On the other hand, there are the lawyers and the old guard media companies that act like no one but them should have any rights; that everyone should pay them for even thinking about music or technical IP or such. They'd seemingly like to lock everything down to a direct channel to customer's bank accounts and require approval for any use.
Stuck in the middle are the set of average people that just want convenient and economical access to entertainment and tools. I don't mind paying a fair price for music, software, movies or what have you, but I resent being assumed to be a criminal first. I resent the near elimination of the "fair use" concept.
I'm really not sure if the IP mess we're in is a technical, legal, moral or ethical problem. Maybe a little of all of those.

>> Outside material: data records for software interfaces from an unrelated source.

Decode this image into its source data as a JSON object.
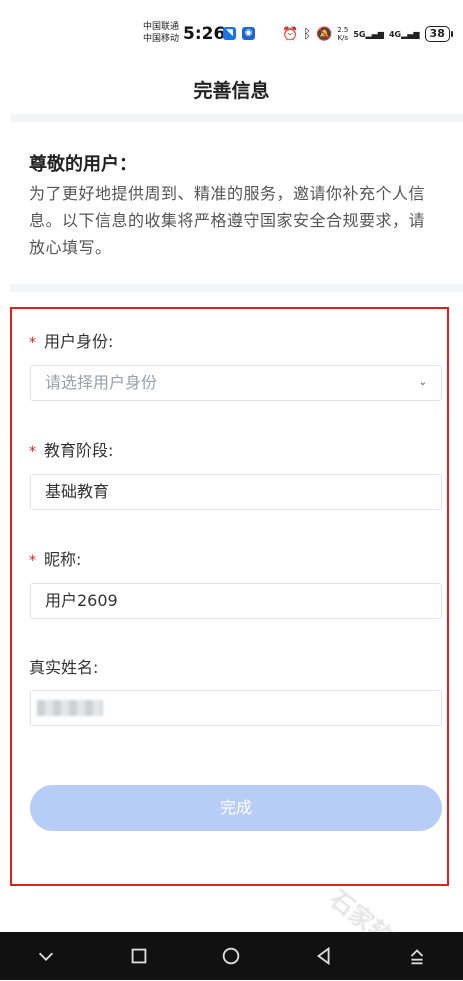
{
  "status_bar": {
    "carrier_1": "中国联通",
    "carrier_2": "中国移动",
    "time": "5:26",
    "net_speed_value": "2.5",
    "net_speed_unit": "K/s",
    "signal_1": "5G",
    "signal_2": "4G",
    "battery": "38"
  },
  "header": {
    "title": "完善信息"
  },
  "intro": {
    "greeting": "尊敬的用户：",
    "text": "为了更好地提供周到、精准的服务，邀请你补充个人信息。以下信息的收集将严格遵守国家安全合规要求，请放心填写。"
  },
  "form": {
    "required_mark": "*",
    "user_identity": {
      "label": "用户身份:",
      "placeholder": "请选择用户身份",
      "required": true
    },
    "education_stage": {
      "label": "教育阶段:",
      "value": "基础教育",
      "required": true
    },
    "nickname": {
      "label": "昵称:",
      "value": "用户2609",
      "required": true
    },
    "real_name": {
      "label": "真实姓名:",
      "required": false
    },
    "submit_label": "完成"
  },
  "watermark": "石家软件站",
  "colors": {
    "required": "#e02020",
    "button_disabled": "#b7ccf7",
    "highlight_frame": "#e02020"
  }
}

What I am sure of is that knee-jerk hardware or software lock-down schemes like that described in this article will not stop the IP socialists but it will make use difficult for the rest of us. It will make the middle-majority of us feel used, criminalized and abused while the IP socialists will defeat the lock-down and get free use of the material regardless.
Join our online Radio Show on Friday 11th July starting at 2:00pm Eastern, when EETimes editor of all things fun and interesting, Max Maxfield, and embedded systems expert, Jack Ganssle, will debate as to just what is, and is not, and embedded system.